The stability of Pakistan is under threat in the aftermath of the its worst floods in history and the country will collapse unless the West rushes aid, cricketer-turned politician Imran Khan warned today.
On the eve of a visit to Britain to raise awareness of his country's plight, Khan argued that the world had failed to understand the true extent of the catastrophe, the worst floods in Pakistan in eight decades.
"You have 20 million hungry, angry people, you will see a weakened state. That state will not be able to maintain
40,000 troops to fight the war on terror," Tehreek-e-Insaf chief Imran Khan told The Times.
"This could bring the country down. The situation could lead to famine. It could lead to hyperinflation. It could lead to our currency breaking down. Our national cash crop, cotton, is already 20 to 30 per cent gone.
"In the floods 80 per cent of those worst-hit were subsistence farmers -- that loss is devastating to our agricultural-based economy," Khan, who has raised more than 14 million pounds for disaster relief efforts, said that global leaders had to wake up to the situation.
"This is going to change Pakistan like 9/11 changed the world. The country cannot go on as before because our corrupt, weak government has been exposed. Neither the international community nor normal people are willing to give money to them, to help us."
Although he highlighted the security implications of the disaster, Khan ridiculed Pakistani leaders for trying to
scare donor countries into believing that if they did not help, the Taliban would take advantage.
"It is cheap way to get money from our own people's misery.
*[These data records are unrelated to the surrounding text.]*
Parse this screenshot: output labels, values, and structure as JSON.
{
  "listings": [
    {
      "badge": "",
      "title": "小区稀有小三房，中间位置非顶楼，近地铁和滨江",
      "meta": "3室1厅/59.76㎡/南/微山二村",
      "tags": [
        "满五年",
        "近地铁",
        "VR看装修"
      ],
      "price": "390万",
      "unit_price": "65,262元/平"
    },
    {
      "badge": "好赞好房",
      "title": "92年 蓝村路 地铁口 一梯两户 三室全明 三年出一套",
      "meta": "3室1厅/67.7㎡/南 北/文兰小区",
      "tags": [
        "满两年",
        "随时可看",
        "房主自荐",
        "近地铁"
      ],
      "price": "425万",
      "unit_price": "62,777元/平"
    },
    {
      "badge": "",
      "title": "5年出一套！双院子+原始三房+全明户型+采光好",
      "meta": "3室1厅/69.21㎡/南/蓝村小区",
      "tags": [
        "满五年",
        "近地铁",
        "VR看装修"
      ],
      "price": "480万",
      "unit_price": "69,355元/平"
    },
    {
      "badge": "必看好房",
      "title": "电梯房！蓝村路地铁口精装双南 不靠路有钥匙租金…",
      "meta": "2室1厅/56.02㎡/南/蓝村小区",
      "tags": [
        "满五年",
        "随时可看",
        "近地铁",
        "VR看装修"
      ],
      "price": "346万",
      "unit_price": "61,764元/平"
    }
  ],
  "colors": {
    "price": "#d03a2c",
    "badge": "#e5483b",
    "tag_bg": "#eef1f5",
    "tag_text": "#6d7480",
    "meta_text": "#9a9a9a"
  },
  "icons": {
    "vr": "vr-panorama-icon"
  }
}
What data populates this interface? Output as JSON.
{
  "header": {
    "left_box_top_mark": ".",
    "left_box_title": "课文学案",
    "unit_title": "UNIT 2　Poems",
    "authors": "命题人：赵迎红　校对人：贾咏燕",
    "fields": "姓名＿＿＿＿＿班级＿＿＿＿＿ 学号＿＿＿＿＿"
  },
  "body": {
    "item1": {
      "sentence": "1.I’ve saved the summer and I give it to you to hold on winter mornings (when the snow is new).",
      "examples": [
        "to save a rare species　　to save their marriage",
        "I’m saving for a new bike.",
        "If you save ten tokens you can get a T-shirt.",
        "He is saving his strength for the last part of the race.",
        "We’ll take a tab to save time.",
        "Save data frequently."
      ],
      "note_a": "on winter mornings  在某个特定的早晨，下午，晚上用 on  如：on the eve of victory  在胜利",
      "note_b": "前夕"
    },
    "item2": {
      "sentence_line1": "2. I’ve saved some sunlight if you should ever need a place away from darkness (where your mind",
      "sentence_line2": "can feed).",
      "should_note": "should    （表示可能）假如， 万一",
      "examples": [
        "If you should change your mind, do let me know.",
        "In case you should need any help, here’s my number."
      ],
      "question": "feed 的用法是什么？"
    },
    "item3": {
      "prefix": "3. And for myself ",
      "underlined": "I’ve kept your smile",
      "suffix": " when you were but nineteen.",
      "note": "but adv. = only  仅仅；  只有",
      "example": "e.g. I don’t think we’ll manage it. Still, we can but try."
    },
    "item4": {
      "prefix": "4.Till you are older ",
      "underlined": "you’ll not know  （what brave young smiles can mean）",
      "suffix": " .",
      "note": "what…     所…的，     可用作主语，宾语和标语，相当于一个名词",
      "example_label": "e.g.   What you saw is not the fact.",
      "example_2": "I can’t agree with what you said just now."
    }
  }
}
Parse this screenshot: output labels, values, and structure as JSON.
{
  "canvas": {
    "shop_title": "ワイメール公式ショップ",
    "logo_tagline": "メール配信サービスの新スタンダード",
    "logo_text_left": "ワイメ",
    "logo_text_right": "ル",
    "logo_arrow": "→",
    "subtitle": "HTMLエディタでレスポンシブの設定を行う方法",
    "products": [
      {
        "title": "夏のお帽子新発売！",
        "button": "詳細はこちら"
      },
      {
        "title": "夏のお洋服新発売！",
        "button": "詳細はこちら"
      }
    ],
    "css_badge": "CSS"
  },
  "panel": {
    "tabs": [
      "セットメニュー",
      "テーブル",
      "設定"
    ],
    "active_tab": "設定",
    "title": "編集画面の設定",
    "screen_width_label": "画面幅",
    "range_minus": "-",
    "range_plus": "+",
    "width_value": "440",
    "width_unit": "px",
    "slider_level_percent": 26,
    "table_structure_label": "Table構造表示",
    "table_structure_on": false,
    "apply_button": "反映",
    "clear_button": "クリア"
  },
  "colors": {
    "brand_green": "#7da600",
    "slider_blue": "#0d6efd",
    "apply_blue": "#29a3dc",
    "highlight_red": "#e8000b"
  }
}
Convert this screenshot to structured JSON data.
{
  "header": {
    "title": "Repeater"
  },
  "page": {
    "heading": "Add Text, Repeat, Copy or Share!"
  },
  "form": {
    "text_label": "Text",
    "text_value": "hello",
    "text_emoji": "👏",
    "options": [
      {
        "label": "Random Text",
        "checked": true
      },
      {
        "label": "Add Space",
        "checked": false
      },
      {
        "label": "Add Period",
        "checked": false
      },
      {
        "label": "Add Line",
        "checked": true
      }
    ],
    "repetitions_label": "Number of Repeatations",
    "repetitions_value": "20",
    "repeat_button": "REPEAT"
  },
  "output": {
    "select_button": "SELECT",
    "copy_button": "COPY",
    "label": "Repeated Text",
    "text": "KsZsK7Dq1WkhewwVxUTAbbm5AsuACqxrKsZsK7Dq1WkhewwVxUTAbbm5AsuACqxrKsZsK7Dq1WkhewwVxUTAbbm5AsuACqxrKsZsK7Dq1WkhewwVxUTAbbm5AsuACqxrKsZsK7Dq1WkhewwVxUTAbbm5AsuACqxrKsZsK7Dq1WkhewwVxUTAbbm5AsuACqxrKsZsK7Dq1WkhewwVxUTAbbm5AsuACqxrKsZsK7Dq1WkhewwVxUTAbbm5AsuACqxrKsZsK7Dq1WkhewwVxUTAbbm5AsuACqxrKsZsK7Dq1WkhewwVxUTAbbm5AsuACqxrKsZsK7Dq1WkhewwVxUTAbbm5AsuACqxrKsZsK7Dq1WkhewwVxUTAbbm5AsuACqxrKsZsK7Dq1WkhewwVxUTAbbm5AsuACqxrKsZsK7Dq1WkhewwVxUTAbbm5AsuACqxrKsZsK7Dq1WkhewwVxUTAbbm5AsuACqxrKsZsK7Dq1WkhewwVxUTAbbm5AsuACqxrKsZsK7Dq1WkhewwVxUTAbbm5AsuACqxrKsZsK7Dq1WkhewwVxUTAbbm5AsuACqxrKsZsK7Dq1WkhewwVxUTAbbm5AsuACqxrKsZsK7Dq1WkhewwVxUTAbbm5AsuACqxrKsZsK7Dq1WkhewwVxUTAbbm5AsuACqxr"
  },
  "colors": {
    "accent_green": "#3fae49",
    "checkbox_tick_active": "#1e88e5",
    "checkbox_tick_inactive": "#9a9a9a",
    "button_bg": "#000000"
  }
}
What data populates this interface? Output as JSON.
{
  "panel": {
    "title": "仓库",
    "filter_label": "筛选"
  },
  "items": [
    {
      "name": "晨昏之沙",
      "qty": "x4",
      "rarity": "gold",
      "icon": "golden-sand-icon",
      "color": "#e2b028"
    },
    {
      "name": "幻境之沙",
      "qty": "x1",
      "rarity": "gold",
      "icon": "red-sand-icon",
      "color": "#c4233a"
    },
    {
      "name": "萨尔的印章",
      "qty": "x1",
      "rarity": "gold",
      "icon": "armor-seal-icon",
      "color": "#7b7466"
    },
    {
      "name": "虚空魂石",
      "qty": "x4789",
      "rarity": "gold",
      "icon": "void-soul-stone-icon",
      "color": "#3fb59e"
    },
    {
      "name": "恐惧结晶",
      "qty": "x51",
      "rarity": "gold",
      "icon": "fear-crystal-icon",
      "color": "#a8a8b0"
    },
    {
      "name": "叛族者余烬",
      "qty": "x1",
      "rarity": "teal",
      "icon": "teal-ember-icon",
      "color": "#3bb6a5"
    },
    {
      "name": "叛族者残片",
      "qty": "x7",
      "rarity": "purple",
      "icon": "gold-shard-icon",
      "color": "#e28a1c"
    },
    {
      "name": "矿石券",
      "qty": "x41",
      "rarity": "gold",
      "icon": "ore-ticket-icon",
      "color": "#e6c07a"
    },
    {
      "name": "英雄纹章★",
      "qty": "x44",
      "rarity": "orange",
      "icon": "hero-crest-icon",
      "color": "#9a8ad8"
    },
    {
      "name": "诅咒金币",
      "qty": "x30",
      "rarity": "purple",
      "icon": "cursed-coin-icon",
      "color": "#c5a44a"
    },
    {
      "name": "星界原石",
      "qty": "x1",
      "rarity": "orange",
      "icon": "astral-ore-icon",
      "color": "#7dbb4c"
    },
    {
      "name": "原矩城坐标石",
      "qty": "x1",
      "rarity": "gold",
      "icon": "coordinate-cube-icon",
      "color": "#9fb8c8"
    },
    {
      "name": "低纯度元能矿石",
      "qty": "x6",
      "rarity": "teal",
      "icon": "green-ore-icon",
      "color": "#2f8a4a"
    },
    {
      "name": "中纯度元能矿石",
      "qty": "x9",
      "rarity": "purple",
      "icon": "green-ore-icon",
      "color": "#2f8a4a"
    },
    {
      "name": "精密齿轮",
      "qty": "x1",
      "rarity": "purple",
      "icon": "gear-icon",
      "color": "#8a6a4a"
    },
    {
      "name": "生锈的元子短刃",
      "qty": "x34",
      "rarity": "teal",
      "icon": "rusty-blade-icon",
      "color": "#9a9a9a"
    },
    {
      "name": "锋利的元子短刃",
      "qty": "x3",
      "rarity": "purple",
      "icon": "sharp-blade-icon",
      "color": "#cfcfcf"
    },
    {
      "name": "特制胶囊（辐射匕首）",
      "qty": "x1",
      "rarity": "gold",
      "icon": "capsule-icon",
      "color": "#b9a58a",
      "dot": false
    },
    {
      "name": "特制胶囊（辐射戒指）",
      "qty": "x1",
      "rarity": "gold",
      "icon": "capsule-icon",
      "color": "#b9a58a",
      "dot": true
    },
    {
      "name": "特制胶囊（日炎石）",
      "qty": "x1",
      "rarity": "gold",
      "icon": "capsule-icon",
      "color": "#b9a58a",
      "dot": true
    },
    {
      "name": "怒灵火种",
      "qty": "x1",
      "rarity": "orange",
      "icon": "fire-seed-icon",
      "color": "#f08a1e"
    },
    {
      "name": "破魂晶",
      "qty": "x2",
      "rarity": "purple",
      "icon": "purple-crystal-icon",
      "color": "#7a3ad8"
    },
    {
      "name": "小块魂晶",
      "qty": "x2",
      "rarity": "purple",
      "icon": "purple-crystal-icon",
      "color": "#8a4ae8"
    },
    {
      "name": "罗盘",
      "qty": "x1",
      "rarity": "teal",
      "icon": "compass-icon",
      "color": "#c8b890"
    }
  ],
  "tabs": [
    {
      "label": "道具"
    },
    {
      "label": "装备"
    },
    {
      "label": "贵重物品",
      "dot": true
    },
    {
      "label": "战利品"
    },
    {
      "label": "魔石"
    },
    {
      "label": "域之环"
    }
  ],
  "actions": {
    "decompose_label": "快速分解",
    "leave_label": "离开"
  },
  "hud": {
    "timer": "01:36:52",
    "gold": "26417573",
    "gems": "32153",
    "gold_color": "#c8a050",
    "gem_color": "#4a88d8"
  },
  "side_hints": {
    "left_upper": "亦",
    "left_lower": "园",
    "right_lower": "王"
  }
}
It is nonsense to say that people step out of a flood to pick up a gun and fight for the Taliban. The real danger comes from the greater threat: that to our country's overall stability."